A few Shabbatot ago I prayed at a Baptist-style tent-revival Amen-Halleluyah neo-Hasidic Jewish service. Yes, that was Biennial Shabbat and although I was prepared for the spirit of it based on my years at NFTY, I wasn’t quite prepared for the spiritual of it.

I grew up in the Reform movement, through Eisner Camp and youth group. But something shifted in me while in university and I felt myself move slowly away. Maybe it was going to Brandeis and meeting all those deeply committed Conservative and Orthodox students, while my Reform friends drifted away and stopped coming to services, stopped celebrating Shabbat. Maybe it was the year in Israel where I studied in yeshiva and went to the Wall regularly and davenned in traditional circles. Or maybe it was the memory of my Confirmation class when my teacher said “Kashrut was for health in those days. Nowadays its outdated and dumb. No Reform Jew needs to practice it.” Or the day of Confirmation itself when the Rabbi flatly refused to let a classmate wear a kipa. (We were rebellious in those days. As the strains of “God is in His Holy Temple” began on the organ, each one of us—girls included, which was still unheard of— drew a kipa out of our robe pocket and put it on as we marched down the aisle.) Our parents sent us to URJ camps – what was then UAHC– but the Rabbis made fun of our new-found passion for Judaism by telling us we were bordering on “Conservative.” The youth group joyfully did Havdala before our movie nights but the presidents of our congregations refused to add Havdala before a Saturday night social for families, saying it was “too religious.” The Reform I grew up with was, quite frankly, more concerned with not looking Orthodox than with teaching me any positive value of being Reform. 

I tried being Orthodox for awhile, but my feminism got in the way. I tried being Reconstructionist but my strong supernatural concept of God got in the way. I tried Jewish Renewal but I fall asleep in meditation and I’d rather shuckle than do yoga. I never toyed with being Conservative because my need for consistency got in the way. I just couldn’t grasp hold of a positive, joyful, traditional and spiritual Judaism within any of the movements and I wandered around for many years looking for home.
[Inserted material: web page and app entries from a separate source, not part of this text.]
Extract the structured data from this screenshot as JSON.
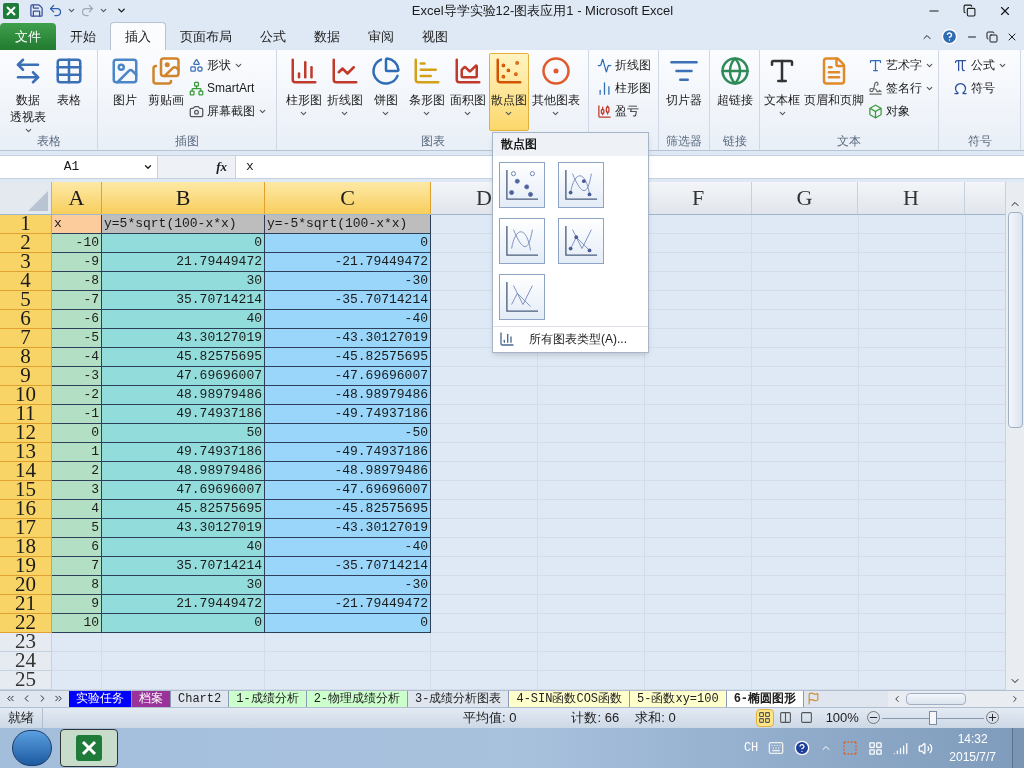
{
  "window": {
    "title": "Excel导学实验12-图表应用1  -  Microsoft Excel"
  },
  "ribbon_tabs": [
    {
      "label": "文件",
      "kind": "file",
      "selected": false
    },
    {
      "label": "开始",
      "kind": "tab",
      "selected": false
    },
    {
      "label": "插入",
      "kind": "tab",
      "selected": true
    },
    {
      "label": "页面布局",
      "kind": "tab",
      "selected": false
    },
    {
      "label": "公式",
      "kind": "tab",
      "selected": false
    },
    {
      "label": "数据",
      "kind": "tab",
      "selected": false
    },
    {
      "label": "审阅",
      "kind": "tab",
      "selected": false
    },
    {
      "label": "视图",
      "kind": "tab",
      "selected": false
    }
  ],
  "ribbon_groups": [
    {
      "label": "表格",
      "items": [
        {
          "lines": [
            "数据",
            "透视表"
          ],
          "kind": "large",
          "dropdown": true,
          "selected": false
        },
        {
          "label": "表格",
          "kind": "large",
          "dropdown": false,
          "selected": false
        }
      ]
    },
    {
      "label": "插图",
      "items": [
        {
          "label": "图片",
          "kind": "large",
          "dropdown": false,
          "selected": false
        },
        {
          "label": "剪贴画",
          "kind": "large",
          "dropdown": false,
          "selected": false
        },
        {
          "label": "形状",
          "kind": "small",
          "dropdown": true,
          "selected": false
        },
        {
          "label": "SmartArt",
          "kind": "small",
          "dropdown": false,
          "selected": false
        },
        {
          "label": "屏幕截图",
          "kind": "small",
          "dropdown": true,
          "selected": false
        }
      ]
    },
    {
      "label": "图表",
      "items": [
        {
          "label": "柱形图",
          "kind": "large",
          "dropdown": true,
          "selected": false
        },
        {
          "label": "折线图",
          "kind": "large",
          "dropdown": true,
          "selected": false
        },
        {
          "label": "饼图",
          "kind": "large",
          "dropdown": true,
          "selected": false
        },
        {
          "label": "条形图",
          "kind": "large",
          "dropdown": true,
          "selected": false
        },
        {
          "label": "面积图",
          "kind": "large",
          "dropdown": true,
          "selected": false
        },
        {
          "label": "散点图",
          "kind": "large",
          "dropdown": true,
          "selected": true
        },
        {
          "label": "其他图表",
          "kind": "large",
          "dropdown": true,
          "selected": false
        }
      ]
    },
    {
      "items": [
        {
          "label": "折线图",
          "kind": "small",
          "dropdown": false,
          "selected": false
        },
        {
          "label": "柱形图",
          "kind": "small",
          "dropdown": false,
          "selected": false
        },
        {
          "label": "盈亏",
          "kind": "small",
          "dropdown": false,
          "selected": false
        }
      ]
    },
    {
      "label": "筛选器",
      "items": [
        {
          "label": "切片器",
          "kind": "large",
          "dropdown": false,
          "selected": false
        }
      ]
    },
    {
      "label": "链接",
      "items": [
        {
          "label": "超链接",
          "kind": "large",
          "dropdown": false,
          "selected": false
        }
      ]
    },
    {
      "label": "文本",
      "items": [
        {
          "label": "文本框",
          "kind": "large",
          "dropdown": true,
          "selected": false
        },
        {
          "label": "页眉和页脚",
          "kind": "large",
          "dropdown": false,
          "selected": false
        },
        {
          "label": "艺术字",
          "kind": "small",
          "dropdown": true,
          "selected": false
        },
        {
          "label": "签名行",
          "kind": "small",
          "dropdown": true,
          "selected": false
        },
        {
          "label": "对象",
          "kind": "small",
          "dropdown": false,
          "selected": false
        }
      ]
    },
    {
      "label": "符号",
      "items": [
        {
          "label": "公式",
          "kind": "small",
          "dropdown": true,
          "selected": false
        },
        {
          "label": "符号",
          "kind": "small",
          "dropdown": false,
          "selected": false
        }
      ]
    }
  ],
  "scatter_menu": {
    "title": "散点图",
    "footer": "所有图表类型(A)..."
  },
  "formula_bar": {
    "name_box": "A1",
    "function_label": "fx",
    "formula": "x"
  },
  "columns": [
    {
      "label": "A",
      "selected": true,
      "color": "#b3dfc4"
    },
    {
      "label": "B",
      "selected": true,
      "color": "#93dcdc"
    },
    {
      "label": "C",
      "selected": true,
      "color": "#9ad6fa"
    },
    {
      "label": "D",
      "selected": false
    },
    {
      "label": "F",
      "selected": false
    },
    {
      "label": "G",
      "selected": false
    },
    {
      "label": "H",
      "selected": false
    }
  ],
  "rows": [
    {
      "number": "1",
      "selected": true,
      "kind": "header",
      "cells": [
        {
          "text": "x",
          "color": "#fdcc9c"
        },
        {
          "text": "y=5*sqrt(100-x*x)",
          "color": "#bdbdbd"
        },
        {
          "text": "y=-5*sqrt(100-x*x)",
          "color": "#bdbdbd"
        }
      ]
    },
    {
      "number": "2",
      "selected": true,
      "kind": "data",
      "cells": [
        "-10",
        "0",
        "0"
      ]
    },
    {
      "number": "3",
      "selected": true,
      "kind": "data",
      "cells": [
        "-9",
        "21.79449472",
        "-21.79449472"
      ]
    },
    {
      "number": "4",
      "selected": true,
      "kind": "data",
      "cells": [
        "-8",
        "30",
        "-30"
      ]
    },
    {
      "number": "5",
      "selected": true,
      "kind": "data",
      "cells": [
        "-7",
        "35.70714214",
        "-35.70714214"
      ]
    },
    {
      "number": "6",
      "selected": true,
      "kind": "data",
      "cells": [
        "-6",
        "40",
        "-40"
      ]
    },
    {
      "number": "7",
      "selected": true,
      "kind": "data",
      "cells": [
        "-5",
        "43.30127019",
        "-43.30127019"
      ]
    },
    {
      "number": "8",
      "selected": true,
      "kind": "data",
      "cells": [
        "-4",
        "45.82575695",
        "-45.82575695"
      ]
    },
    {
      "number": "9",
      "selected": true,
      "kind": "data",
      "cells": [
        "-3",
        "47.69696007",
        "-47.69696007"
      ]
    },
    {
      "number": "10",
      "selected": true,
      "kind": "data",
      "cells": [
        "-2",
        "48.98979486",
        "-48.98979486"
      ]
    },
    {
      "number": "11",
      "selected": true,
      "kind": "data",
      "cells": [
        "-1",
        "49.74937186",
        "-49.74937186"
      ]
    },
    {
      "number": "12",
      "selected": true,
      "kind": "data",
      "cells": [
        "0",
        "50",
        "-50"
      ]
    },
    {
      "number": "13",
      "selected": true,
      "kind": "data",
      "cells": [
        "1",
        "49.74937186",
        "-49.74937186"
      ]
    },
    {
      "number": "14",
      "selected": true,
      "kind": "data",
      "cells": [
        "2",
        "48.98979486",
        "-48.98979486"
      ]
    },
    {
      "number": "15",
      "selected": true,
      "kind": "data",
      "cells": [
        "3",
        "47.69696007",
        "-47.69696007"
      ]
    },
    {
      "number": "16",
      "selected": true,
      "kind": "data",
      "cells": [
        "4",
        "45.82575695",
        "-45.82575695"
      ]
    },
    {
      "number": "17",
      "selected": true,
      "kind": "data",
      "cells": [
        "5",
        "43.30127019",
        "-43.30127019"
      ]
    },
    {
      "number": "18",
      "selected": true,
      "kind": "data",
      "cells": [
        "6",
        "40",
        "-40"
      ]
    },
    {
      "number": "19",
      "selected": true,
      "kind": "data",
      "cells": [
        "7",
        "35.70714214",
        "-35.70714214"
      ]
    },
    {
      "number": "20",
      "selected": true,
      "kind": "data",
      "cells": [
        "8",
        "30",
        "-30"
      ]
    },
    {
      "number": "21",
      "selected": true,
      "kind": "data",
      "cells": [
        "9",
        "21.79449472",
        "-21.79449472"
      ]
    },
    {
      "number": "22",
      "selected": true,
      "kind": "data",
      "cells": [
        "10",
        "0",
        "0"
      ]
    },
    {
      "number": "23",
      "selected": false,
      "kind": "empty"
    },
    {
      "number": "24",
      "selected": false,
      "kind": "empty"
    },
    {
      "number": "25",
      "selected": false,
      "kind": "empty"
    }
  ],
  "sheet_tabs": [
    {
      "label": "实验任务",
      "selected": false,
      "color": "#0000ff"
    },
    {
      "label": "档案",
      "selected": false,
      "color": "#993399"
    },
    {
      "label": "Chart2",
      "selected": false
    },
    {
      "label": "1-成绩分析",
      "selected": false,
      "color": "#ccffcc"
    },
    {
      "label": "2-物理成绩分析",
      "selected": false,
      "color": "#ccffcc"
    },
    {
      "label": "3-成绩分析图表",
      "selected": false
    },
    {
      "label": "4-SIN函数COS函数",
      "selected": false,
      "color": "#ffffcc"
    },
    {
      "label": "5-函数xy=100",
      "selected": false,
      "color": "#ffffcc"
    },
    {
      "label": "6-椭圆图形",
      "selected": true
    }
  ],
  "status_bar": {
    "ready": "就绪",
    "average": "平均值: 0",
    "count": "计数: 66",
    "sum": "求和: 0",
    "views": [
      {
        "selected": true
      },
      {
        "selected": false
      },
      {
        "selected": false
      }
    ],
    "zoom": "100%",
    "zoom_slider": {
      "level": 0.5
    }
  },
  "taskbar": {
    "language": "CH",
    "time": "14:32",
    "date": "2015/7/7"
  }
}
This past Biennial helped me find it. First, they sang O Canada and put up a Canadian flag which opened my now-Canadian heart. Then they said we could sit for Shema if thats our custom— a custom I’ve practiced for 20 years and one that I instituted at my synagogue— which publicly valued and normatized that choice. Then the gathering of tzitzit on my tallit, something I’ve done silently and privately all these years. Then asking mourners to rise separately, something I longed to do at a Biennial many years ago when I was in the year of mourning myself. Ok, it was also the clapping and dancing and 13 Torah reading tables and Bibliodrama along with a silent Amidah. My traditional side was finally recognized. My spiritual side was finally satiated.

I came to Biennial with trepidation, as it was not universally accepted in my new synagogue for us to be Reform affiliated. Many members doubted this idea and many still identify with the Conservative movement. They did not feel moved during the application process no matter how I preached the vision of Reform and it’s “best practices.” They fear the Reform they remember as being churchy and sterile. They fear the Reform they remember of lack of kipot and lack of Hebrew. Traditional Canadians, they honestly worry about flying the flag of Reform in a community where Conservative still is the norm. I knew the workshops and plenaries would be fine. I knew the call to tikkun olam would be loud and clear. I knew the speakers would be powerful. But would the davenning be davenning, or would it be “services”?  Would “we rise and recite the watchword of our faith?” Would we sit for the standing prayer? Would we drone on in responsive readings? The chair of our Leadership Team came with me, with some degree of doubt. I couldn’t quite explain how far the Reform movement had come for him. He had to see it with his own two eyes. His response? “This is awesome. Next Biennial our whole Team should come.”

This ain’t my father’s Reform. It can finally be mine.